High speeds, no moral or political restraint, plenty of anger: That’s the template for hardcore punk rock, and it was pioneered here. Though the Ramones were definitely tough, they were at heart just a bunch of guys having fun. Punk has the modern archetype of being aggressive and apopleptic, with shouting and rhetoric. Besides obvious progenitors the Sex Pistols and Clash, the Dead Kennedys are where this style came from.
The politically provocative sloganeer Jello Biafra formed the group almost entirely as a mouthpiece for his opinions, using obscenity and satire to create a following of like-minded individuals. Biafra was irreverent and venomous, and this remains his finest outing as a songwriter.

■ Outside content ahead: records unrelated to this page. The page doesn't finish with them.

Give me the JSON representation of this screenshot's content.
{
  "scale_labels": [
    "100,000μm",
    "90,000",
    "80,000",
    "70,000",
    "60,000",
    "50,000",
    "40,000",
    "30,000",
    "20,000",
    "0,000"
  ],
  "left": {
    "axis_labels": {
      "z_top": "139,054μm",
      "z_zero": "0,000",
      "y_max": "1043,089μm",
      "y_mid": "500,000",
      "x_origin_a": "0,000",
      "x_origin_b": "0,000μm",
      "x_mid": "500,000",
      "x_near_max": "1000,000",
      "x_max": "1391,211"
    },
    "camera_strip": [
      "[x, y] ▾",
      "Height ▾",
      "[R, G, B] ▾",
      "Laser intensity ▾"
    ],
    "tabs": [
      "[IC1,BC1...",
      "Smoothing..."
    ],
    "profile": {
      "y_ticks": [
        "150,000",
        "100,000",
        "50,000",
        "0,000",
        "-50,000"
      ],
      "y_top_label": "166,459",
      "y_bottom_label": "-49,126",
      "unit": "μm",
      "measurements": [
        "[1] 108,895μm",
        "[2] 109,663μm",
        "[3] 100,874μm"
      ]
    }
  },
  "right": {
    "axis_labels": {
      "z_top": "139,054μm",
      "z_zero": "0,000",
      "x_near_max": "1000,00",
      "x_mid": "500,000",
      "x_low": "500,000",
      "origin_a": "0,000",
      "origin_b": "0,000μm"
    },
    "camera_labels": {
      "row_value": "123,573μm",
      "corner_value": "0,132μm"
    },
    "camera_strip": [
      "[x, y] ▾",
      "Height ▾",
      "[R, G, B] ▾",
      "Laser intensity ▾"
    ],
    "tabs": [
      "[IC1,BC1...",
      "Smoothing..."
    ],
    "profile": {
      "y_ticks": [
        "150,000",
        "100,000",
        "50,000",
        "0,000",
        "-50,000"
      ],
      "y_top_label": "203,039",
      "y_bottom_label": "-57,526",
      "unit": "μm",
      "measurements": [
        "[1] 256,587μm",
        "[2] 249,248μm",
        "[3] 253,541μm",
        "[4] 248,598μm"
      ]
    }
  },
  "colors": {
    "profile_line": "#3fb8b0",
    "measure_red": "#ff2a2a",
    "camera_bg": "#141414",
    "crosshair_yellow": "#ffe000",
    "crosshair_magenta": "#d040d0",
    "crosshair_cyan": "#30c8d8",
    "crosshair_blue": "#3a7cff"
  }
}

Fresh Fruit strikes a mostly satisfying blend of ferocity and simplicity with odd, idiosyncratic musical choices (for example, the awesome tongue-in-cheek cover of “Viva Las Vegas”). Likewise, these very opinionated compositions have a leavening dash of humor to keep things from being too overbearing. In fact, with the brevity and brashness of the songs in conjunction with Biafra’s wavery, wacky, psychotic voice, the whole enterprise comes across as a joke; a joke with a point, that is. The LP functions as a ruthless mocking of Reagan-era conservative values and excess. (Meanwhile, across the pond, British punks were decrying the policies and persona of Margaret Thatcher.) The masterful “Holiday In Cambodia” transcends most of the album in every department, but the majority of the LP sounds more like “Kill the Poor”. It has a few messy, uninspired moments, but that’s practically what the genre was invented for. Plus, it’s that same sloppiness and fierce energy that makes the whole recording sound so vital. Rock had become somewhat debauched and bloated, and the Dead Kennedys reinstated one of its earliest goals: sticking it to the man, with a killer backbeat.
Key track: “Kill the Poor”